Many decades ago, i worked for a company that was building a program for Windows that did stuff on the Internet. Mind you, this was for Windows 3.0. Before Windows for Workgroups 3.1 that had TCP/IP drivers built in (we didn’t know that was on the roadmap either). As part of my job, i was working with a separate contractor that we hired to do the TCP/IP driver.
Let me set the stage even more. In those days, kids, you had to buy a separate networking card for your computer that cost hundreds of dollars and had to match whatever local networking protocol that you used. (Ah the days of coaxial runs, tokenrings, and vampire connectors. shudders), so we had specified a very specific configuration as part of the contract.

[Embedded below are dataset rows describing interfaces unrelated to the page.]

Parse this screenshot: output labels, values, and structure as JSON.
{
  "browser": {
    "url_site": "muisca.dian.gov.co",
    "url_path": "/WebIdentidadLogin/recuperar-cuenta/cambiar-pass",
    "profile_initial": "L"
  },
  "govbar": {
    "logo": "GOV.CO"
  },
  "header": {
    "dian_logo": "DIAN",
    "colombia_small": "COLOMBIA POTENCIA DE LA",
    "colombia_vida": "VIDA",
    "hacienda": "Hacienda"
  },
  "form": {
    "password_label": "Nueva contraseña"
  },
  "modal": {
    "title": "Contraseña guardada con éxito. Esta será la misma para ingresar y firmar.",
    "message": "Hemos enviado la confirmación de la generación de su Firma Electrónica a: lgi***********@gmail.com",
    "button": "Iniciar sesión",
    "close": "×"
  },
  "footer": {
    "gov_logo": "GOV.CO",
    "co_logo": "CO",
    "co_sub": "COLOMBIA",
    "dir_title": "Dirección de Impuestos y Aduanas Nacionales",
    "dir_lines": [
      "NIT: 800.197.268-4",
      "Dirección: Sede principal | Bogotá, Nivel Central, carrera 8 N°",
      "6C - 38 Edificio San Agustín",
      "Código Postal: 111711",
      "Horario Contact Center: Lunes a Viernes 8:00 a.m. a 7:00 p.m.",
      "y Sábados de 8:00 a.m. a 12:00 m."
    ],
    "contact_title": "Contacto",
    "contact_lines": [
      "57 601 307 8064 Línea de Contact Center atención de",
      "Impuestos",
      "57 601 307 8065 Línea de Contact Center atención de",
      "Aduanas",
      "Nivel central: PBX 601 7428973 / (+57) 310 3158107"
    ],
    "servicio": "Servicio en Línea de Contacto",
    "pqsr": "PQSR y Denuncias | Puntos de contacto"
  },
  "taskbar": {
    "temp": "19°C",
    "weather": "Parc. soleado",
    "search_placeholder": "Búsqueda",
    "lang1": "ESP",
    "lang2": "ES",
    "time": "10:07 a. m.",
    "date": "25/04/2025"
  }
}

Since this was long before the days of reliable internets and nobody in the office wanted to run a BBS for this, i would get a disk in the mail (like an animal). i’d go to the test rig, install the driver (i laugh at your .msi configs), reboot, and…
As in Hard Crash / Blue Screen of Death at boot / Do not pass Go! Do not collect $200 kinda crash.
Ok, not great, but understandable because this was in the bear skins and pointy sticks period of personal networking, so maybe the card was wrong or the system was slightly off. i added a confirmation list for the hardware in the test rig, dug in to things as much as i could with a debugger, flagged the things i think are wrong, and mailed the package back.
Time marches on, a new week and a new disk arrives. They confirmed the build configuration, and it all looked good, so i reinstalled Windows, installed the new driver, and.. boom. Again, instant crash on boot. i debugged again, wrote up the report and into the mail it went.
Third week and again, no joy.
At this point, i was noticing a pattern.
So i called them.
Later that day i began a surprise journey into learning Windows Device Drivers and TCP/IP networking as my boss cancelled the contract.
So, with that, i want to remind you all that just because your package/application builds, doesn’t mean that someone else’s will. Be kind this holiday season and let other folks have a restful break before the New Year begins.
Don’t release, it can wait ’til January.